The agency announced Thursday, the Occupational Safety and Health Administration (OSHA) sued pork producer Smithfield Foods for failing to protect workers from coronavirus exposure.
He proposed a $ 13,494 fine, which is the maximum allowed by law, to Smithfield Packaged Meats Corp. of Sioux Falls, S.D. This is the first citation related to the coronavirus from OSHA, which is part of the Department of Labor.
The Sioux Falls plant was the site of a coronavirus outbreak in April, and OSHA sued the company for a breach of the general duty clause for failing to provide a risk-free workplace. At least 1,294 Smithfield workers contracted the coronavirus and four employees died from the virus in the spring of 2020, OSHA confirmed.
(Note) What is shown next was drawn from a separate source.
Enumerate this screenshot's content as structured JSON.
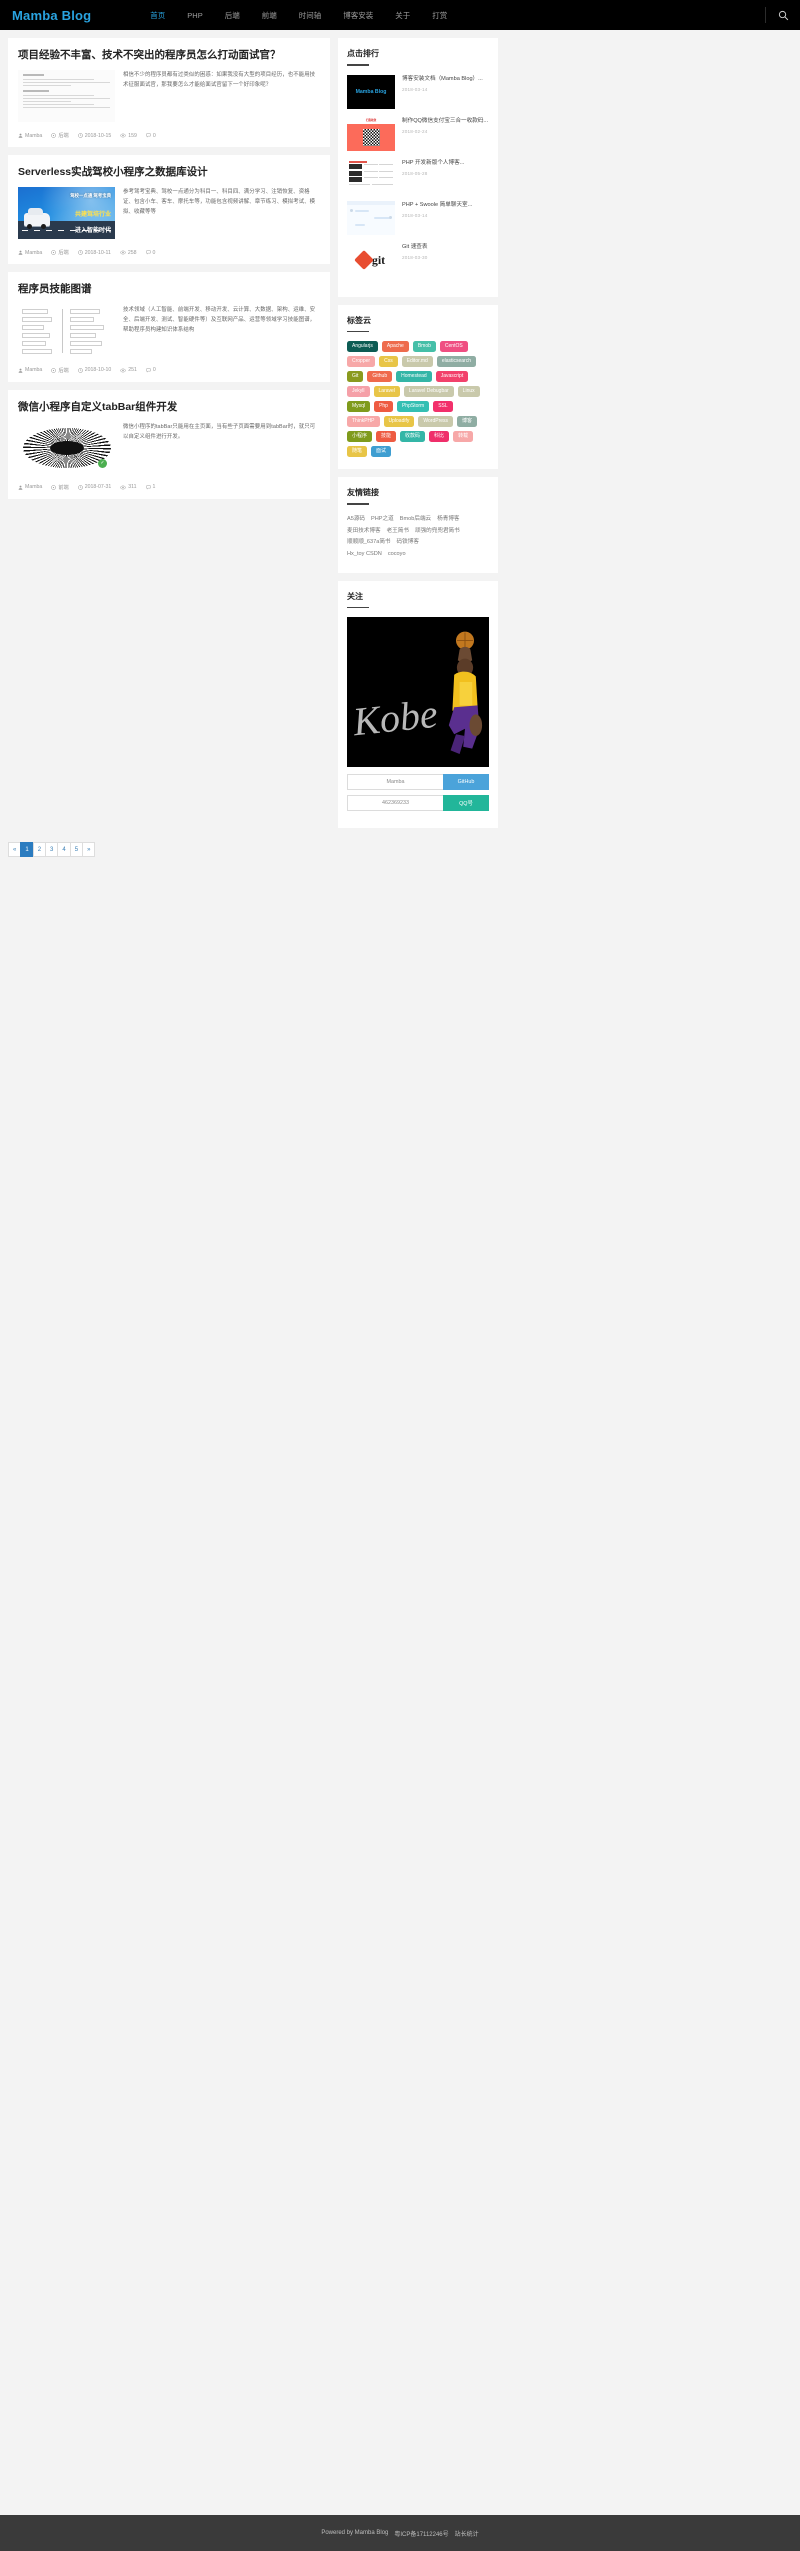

Smithfield replied Thursday that the OSHA quote is “entirely without merit”
“After an investigation lasting many months and including the review of more than 20,000 pages of documents and 60 interviews, OSHA issued only a singular citation under its” general duty clause “for existing conditions on March 23, 2020. and before that, “Keira Lombardo, Smithfield’s executive vice president of corporate affairs and compliance, said in a statement.
He added that Smithfield took “extraordinary steps” to keep employees healthy and when the spike occurred at the Sioux Falls plant, “he responded immediately, consulting with [the Centers for Disease Control and Prevention] CDC, South Dakota Department of Health, [U.S. Department of Agriculture] USDA and many others “.
The OSHA guide states that companies must take proactive measures to protect workers, including the requirement of social distancing, providing face covers, and installing physical barriers. OSHA has refused to impose a national COVID-19 occupational safety standard through a temporary emergency standard, despite months of calls from unions, Democrats and labor advocates.
The Sioux Falls plant, which accounts for up to 5% of pork production in the United States, was temporarily closed in April due to the outbreak. Smithfield was also sued on charges of failing to protect workers at a Missouri plant during the pandemic.
Sen. Elizabeth WarrenElizabeth WarrenCourt documents show that the postal service removed 711 mail sorting machines this year. Overnight Health Care: Trump Privately Called Coronavirus “Deadly” While Publicly Confronting It With Flu | Health officials pledge to keep policy out of the vaccination process | Senate Report Notes Post Delays Slow Prescription Delivery Night Defense: Woodward’s Book Causes New Firestorm | Book Says Trump Lashed Out at Generals, Told Woodward About Secret Weapon System | The US withdraws thousands of troops from Iraq MORE (D-Mass.) He responded on Thursday, saying it’s not enough and that the Smithfield CEO must be held accountable.
“This meager fine, months too late, is not enough and if OSHA were serious about doing its job, it would aggressively step up its investigation and enforcement activities to hold giant meat packers accountable and issue a temporary standard. with applicable health and safety protections, “he said.
Warren and Sen. Cory BookerCory Anthony Booker Brave New Post-COVID World NJ Governor Proposes, 000 ‘Baby Bonds’ For Children To Bridge Wealth Gap Biden-Harris Calls For ‘Heal America’ At Republican Convention MORE (D-N.J.) It opened an investigation into Smithfield and other major meat-packing companies in June on allegations of worker exploitation, among other issues.
In a public response, Smithfield’s CEO said, “The allegation that they were unwilling to implement worker protections is blatantly and demonstrably false.”
“It is a federal crime to lie to Congress,” Warren said Thursday. “If Smithfield’s chief executive was aware of OSHA’s findings at the same time he called the allegations of maltreatment of workers demonstrably false, he should be held accountable.”